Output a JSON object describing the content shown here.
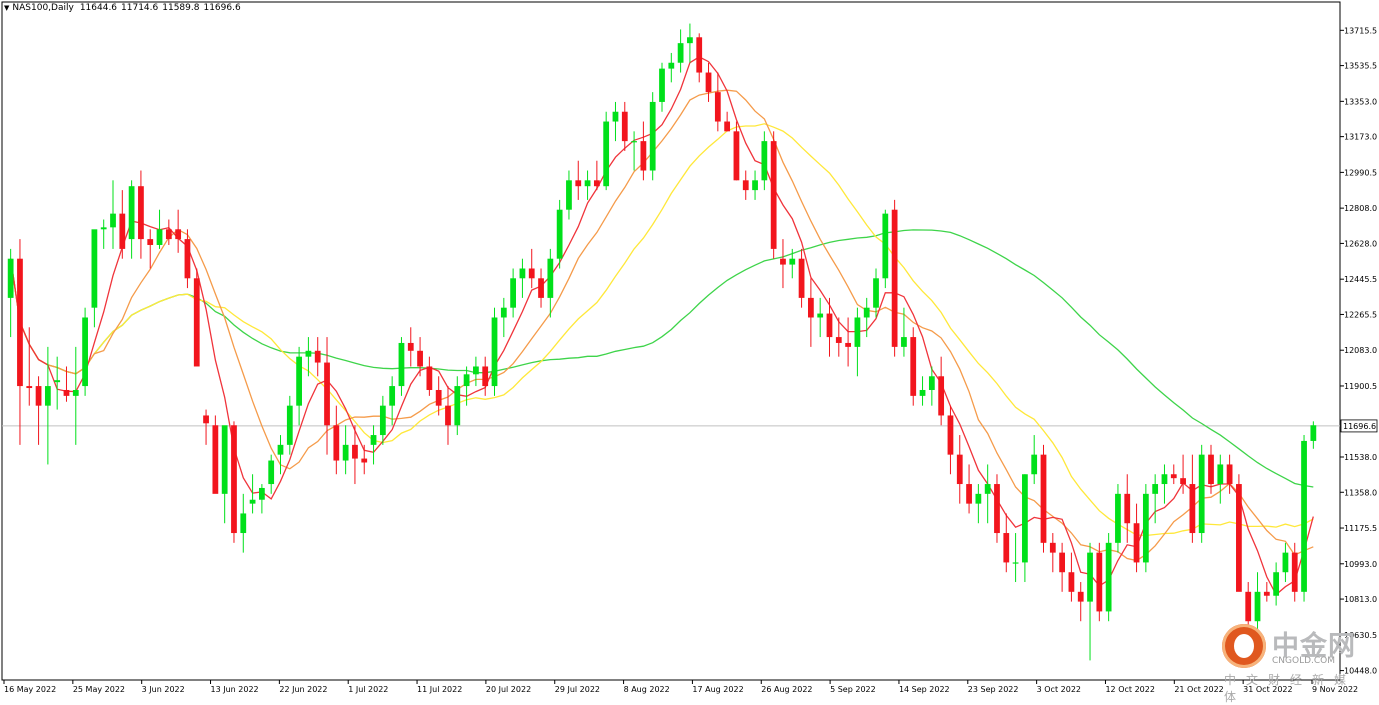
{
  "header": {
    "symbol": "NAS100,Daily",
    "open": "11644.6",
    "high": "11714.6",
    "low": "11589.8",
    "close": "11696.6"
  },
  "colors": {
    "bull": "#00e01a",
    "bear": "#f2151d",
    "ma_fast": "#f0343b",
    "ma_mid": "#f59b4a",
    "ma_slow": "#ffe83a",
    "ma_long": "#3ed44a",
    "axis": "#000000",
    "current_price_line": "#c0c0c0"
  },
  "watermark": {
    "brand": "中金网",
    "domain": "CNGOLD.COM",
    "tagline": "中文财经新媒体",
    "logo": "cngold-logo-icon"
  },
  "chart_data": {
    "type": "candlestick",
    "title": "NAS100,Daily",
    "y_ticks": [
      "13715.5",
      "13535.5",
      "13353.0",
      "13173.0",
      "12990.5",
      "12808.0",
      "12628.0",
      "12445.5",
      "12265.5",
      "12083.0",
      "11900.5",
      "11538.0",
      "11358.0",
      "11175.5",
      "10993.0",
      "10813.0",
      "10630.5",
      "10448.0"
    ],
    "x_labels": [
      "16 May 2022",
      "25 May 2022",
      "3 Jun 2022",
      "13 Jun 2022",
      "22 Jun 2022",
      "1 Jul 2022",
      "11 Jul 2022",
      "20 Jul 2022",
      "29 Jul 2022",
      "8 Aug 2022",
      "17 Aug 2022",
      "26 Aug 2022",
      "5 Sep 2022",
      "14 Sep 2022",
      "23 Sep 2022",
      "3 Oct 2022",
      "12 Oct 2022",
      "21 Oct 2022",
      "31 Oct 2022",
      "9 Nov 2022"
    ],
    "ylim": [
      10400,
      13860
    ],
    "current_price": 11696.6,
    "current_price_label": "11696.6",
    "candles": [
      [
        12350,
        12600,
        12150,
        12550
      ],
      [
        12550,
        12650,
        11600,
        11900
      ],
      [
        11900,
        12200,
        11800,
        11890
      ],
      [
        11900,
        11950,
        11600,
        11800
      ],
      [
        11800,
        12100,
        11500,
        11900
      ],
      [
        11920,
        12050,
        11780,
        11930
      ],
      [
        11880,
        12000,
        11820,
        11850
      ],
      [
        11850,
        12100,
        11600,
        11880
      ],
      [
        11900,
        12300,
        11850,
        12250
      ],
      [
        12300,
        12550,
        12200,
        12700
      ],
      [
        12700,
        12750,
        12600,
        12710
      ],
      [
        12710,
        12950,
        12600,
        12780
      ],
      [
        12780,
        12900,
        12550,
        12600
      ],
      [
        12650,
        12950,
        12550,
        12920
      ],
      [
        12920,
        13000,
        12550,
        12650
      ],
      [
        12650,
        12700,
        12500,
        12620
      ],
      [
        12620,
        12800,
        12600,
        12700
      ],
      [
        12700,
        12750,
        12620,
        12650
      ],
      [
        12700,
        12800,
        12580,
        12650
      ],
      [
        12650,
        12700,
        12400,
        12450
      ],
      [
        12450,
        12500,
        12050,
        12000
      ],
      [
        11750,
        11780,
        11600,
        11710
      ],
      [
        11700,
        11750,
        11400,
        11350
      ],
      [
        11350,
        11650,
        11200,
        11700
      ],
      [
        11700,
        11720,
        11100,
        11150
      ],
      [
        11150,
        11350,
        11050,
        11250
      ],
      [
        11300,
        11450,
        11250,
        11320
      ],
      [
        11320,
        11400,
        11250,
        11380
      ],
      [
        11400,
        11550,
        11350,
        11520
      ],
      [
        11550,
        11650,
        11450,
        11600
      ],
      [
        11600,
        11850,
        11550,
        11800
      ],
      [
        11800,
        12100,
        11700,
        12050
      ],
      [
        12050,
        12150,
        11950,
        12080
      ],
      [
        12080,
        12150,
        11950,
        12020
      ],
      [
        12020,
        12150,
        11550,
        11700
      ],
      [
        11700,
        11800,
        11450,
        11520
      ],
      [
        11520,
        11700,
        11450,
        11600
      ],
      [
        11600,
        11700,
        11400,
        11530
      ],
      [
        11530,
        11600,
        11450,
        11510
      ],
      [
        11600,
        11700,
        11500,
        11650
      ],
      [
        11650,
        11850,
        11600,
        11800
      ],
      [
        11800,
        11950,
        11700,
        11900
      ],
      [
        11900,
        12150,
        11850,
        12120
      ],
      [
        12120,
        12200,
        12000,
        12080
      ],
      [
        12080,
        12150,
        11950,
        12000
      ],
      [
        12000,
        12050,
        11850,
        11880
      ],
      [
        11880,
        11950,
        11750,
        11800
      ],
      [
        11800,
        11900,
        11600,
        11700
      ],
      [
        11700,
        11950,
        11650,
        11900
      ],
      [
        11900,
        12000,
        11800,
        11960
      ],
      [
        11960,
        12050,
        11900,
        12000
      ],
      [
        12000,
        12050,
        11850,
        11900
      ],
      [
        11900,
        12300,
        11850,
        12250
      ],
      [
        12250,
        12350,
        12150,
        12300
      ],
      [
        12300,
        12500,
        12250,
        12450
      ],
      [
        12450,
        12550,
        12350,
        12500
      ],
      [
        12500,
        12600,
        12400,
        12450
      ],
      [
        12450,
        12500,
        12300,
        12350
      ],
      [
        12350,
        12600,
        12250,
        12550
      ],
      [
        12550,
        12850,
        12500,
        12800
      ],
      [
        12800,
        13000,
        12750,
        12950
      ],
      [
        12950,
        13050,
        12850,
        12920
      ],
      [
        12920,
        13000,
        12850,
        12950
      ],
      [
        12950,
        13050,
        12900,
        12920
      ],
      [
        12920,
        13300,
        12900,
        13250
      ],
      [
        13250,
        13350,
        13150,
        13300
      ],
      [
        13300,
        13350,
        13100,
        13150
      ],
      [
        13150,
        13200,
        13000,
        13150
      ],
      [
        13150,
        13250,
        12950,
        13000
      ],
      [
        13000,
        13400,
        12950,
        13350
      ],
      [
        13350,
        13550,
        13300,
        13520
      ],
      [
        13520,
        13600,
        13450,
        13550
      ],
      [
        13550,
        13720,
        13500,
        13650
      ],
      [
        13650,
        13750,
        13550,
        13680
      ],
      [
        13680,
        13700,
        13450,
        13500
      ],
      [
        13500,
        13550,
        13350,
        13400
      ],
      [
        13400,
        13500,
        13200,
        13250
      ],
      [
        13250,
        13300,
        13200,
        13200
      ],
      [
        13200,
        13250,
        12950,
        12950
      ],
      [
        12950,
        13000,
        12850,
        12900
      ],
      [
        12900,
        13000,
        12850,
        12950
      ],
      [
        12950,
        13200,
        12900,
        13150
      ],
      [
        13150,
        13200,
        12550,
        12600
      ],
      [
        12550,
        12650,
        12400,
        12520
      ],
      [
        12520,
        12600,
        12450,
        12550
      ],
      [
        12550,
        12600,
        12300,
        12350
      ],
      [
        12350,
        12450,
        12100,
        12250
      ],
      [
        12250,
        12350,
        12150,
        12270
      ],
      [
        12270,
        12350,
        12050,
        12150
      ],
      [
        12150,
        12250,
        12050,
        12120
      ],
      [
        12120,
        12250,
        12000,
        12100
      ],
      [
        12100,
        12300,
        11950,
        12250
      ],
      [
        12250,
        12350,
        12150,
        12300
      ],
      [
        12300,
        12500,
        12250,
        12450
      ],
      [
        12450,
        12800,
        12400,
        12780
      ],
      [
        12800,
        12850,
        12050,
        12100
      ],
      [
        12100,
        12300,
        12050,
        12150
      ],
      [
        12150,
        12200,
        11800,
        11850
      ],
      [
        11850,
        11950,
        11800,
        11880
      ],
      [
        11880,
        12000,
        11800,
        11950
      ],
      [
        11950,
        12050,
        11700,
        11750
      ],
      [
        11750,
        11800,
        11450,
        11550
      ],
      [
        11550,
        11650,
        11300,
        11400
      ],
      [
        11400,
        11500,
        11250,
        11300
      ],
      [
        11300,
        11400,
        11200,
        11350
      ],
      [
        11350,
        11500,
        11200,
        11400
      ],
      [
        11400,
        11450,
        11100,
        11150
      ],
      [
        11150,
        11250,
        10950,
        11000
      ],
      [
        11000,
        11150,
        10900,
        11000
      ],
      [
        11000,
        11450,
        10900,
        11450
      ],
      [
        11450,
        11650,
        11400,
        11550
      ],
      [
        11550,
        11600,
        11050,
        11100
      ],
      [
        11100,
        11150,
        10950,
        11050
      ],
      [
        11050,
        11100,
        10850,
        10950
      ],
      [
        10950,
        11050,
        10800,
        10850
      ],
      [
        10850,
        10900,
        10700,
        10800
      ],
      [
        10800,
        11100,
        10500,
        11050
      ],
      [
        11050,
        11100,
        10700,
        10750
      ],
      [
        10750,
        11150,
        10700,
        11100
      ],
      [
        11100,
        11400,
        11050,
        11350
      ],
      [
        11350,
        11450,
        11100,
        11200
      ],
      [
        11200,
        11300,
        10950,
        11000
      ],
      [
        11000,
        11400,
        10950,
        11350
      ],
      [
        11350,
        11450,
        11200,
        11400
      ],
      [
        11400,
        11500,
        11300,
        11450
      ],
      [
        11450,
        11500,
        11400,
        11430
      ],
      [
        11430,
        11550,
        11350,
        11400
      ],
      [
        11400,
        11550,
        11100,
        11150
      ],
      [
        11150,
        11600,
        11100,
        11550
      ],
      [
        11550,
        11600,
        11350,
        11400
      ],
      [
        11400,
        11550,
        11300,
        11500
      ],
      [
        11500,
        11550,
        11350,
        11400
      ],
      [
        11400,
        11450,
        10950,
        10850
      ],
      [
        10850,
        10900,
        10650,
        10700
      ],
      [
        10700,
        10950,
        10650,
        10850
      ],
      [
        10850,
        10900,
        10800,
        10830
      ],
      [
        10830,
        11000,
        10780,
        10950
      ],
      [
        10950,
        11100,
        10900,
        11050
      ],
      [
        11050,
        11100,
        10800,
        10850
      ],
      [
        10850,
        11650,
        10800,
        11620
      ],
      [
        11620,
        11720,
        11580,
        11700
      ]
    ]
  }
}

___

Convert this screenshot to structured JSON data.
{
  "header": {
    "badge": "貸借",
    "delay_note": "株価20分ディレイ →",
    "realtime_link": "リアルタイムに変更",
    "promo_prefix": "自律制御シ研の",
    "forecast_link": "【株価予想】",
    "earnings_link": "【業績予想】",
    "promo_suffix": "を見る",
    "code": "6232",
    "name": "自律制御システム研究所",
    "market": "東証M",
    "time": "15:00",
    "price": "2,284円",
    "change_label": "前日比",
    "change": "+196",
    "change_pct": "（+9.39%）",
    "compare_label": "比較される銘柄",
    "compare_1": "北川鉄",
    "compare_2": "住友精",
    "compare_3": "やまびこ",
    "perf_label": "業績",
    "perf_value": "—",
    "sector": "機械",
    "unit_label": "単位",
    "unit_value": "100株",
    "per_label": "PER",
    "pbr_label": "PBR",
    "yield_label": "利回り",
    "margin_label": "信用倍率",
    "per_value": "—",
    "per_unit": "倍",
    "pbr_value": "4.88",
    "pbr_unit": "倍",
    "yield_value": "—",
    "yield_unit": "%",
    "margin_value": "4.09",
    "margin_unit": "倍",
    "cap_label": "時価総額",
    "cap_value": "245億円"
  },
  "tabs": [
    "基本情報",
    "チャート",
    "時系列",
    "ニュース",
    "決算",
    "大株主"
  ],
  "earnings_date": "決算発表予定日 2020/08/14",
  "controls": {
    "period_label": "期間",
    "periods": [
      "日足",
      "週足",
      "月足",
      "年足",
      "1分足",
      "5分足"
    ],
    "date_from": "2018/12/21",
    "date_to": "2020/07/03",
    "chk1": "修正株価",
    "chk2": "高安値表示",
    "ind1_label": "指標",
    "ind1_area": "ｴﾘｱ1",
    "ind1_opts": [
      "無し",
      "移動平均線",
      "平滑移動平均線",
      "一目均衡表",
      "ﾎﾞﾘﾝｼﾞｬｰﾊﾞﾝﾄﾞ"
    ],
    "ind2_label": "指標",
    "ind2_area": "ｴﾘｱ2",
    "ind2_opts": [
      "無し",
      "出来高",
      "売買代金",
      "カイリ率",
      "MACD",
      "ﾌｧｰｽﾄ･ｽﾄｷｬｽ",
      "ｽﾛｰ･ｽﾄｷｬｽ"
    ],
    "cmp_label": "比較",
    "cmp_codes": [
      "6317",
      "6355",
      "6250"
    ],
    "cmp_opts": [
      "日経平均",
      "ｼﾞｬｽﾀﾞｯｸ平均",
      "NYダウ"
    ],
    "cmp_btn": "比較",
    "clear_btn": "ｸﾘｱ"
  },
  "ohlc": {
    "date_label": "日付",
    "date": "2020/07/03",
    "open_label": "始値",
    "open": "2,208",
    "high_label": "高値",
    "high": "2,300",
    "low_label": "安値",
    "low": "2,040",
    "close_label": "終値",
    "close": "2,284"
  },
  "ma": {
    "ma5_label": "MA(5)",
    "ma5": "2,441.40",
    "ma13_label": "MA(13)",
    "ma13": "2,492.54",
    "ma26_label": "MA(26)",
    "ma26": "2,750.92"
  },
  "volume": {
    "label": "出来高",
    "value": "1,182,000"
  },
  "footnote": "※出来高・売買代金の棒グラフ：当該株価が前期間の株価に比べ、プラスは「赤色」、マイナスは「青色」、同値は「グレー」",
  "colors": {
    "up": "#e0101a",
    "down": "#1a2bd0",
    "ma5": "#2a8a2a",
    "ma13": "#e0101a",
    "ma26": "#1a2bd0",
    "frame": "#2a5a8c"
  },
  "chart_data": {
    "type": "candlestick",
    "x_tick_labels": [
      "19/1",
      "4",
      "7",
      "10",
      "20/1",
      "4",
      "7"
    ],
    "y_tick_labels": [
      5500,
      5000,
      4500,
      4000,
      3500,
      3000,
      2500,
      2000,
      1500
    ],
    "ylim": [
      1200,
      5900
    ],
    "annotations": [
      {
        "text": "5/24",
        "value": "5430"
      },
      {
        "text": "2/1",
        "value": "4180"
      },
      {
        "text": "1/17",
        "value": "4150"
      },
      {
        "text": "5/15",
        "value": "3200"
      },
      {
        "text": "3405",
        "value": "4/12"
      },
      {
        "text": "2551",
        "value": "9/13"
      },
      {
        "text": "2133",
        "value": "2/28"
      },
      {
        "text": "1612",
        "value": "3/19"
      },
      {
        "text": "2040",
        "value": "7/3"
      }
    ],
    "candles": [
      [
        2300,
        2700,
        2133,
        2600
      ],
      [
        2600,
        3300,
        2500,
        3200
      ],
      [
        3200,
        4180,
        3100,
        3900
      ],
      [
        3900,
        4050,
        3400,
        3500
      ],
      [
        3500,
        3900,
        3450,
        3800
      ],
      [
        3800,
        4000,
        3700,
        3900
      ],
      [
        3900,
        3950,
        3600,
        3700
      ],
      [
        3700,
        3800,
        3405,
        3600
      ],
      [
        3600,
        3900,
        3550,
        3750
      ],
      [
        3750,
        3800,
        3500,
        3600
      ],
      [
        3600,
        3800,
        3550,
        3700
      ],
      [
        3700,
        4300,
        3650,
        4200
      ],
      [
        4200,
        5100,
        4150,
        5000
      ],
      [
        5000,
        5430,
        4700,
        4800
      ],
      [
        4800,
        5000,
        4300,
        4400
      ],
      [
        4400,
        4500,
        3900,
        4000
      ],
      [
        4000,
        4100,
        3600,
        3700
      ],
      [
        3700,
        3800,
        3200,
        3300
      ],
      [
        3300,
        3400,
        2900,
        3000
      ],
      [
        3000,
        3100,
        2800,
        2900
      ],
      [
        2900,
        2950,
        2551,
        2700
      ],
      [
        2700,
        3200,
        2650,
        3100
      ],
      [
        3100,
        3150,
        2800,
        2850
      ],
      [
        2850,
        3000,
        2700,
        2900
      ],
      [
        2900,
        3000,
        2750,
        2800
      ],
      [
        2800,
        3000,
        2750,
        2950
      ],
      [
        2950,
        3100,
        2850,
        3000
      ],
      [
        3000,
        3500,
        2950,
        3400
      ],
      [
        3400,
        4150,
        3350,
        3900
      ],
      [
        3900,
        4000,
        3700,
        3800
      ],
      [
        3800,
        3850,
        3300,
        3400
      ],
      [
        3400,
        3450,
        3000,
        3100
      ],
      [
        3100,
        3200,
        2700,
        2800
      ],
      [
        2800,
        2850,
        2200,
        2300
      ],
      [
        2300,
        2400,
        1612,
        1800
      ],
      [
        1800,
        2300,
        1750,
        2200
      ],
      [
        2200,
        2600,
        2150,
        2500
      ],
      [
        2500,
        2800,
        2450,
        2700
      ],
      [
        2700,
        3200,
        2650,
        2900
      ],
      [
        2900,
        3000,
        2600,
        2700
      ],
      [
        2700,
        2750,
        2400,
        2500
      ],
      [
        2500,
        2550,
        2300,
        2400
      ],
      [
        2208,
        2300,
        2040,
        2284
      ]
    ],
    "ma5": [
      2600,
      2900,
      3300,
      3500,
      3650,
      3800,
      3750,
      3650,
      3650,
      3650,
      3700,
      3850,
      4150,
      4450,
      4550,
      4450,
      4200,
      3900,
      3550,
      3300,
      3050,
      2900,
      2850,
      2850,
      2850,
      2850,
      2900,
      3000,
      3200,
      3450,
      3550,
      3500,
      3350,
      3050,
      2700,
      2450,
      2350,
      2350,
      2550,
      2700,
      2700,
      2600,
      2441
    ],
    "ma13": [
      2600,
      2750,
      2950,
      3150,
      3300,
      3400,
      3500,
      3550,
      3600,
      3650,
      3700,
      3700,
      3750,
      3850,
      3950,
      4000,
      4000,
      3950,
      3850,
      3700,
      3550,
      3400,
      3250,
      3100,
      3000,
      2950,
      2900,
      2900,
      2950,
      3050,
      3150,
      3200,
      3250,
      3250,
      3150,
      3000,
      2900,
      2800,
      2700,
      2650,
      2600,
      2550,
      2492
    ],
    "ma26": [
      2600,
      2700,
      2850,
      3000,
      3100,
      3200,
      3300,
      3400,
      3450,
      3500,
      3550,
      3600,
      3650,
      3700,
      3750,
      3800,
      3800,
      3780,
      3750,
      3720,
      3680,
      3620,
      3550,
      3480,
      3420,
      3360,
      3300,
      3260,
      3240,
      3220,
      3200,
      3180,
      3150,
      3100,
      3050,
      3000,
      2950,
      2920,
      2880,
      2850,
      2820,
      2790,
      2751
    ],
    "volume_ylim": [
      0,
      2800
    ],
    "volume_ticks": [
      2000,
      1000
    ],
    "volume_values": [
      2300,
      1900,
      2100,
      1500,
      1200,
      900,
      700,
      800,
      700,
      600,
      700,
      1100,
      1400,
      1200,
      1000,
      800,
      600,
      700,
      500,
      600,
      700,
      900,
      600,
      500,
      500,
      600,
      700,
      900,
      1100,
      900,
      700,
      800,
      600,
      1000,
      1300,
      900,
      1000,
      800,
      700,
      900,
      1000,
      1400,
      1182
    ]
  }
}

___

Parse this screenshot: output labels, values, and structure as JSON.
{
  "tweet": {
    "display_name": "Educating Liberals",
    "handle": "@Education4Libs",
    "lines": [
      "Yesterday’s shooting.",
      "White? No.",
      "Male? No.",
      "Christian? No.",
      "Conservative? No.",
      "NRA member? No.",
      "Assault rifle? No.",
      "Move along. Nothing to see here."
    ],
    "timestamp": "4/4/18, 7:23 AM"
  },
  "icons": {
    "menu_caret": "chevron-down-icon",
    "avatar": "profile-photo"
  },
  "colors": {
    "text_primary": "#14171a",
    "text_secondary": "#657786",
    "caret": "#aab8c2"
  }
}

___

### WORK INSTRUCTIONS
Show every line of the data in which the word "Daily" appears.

### OUTPUT OF THE EXERCISE
    "symbol": "NAS100,Daily",
    "title": "NAS100,Daily",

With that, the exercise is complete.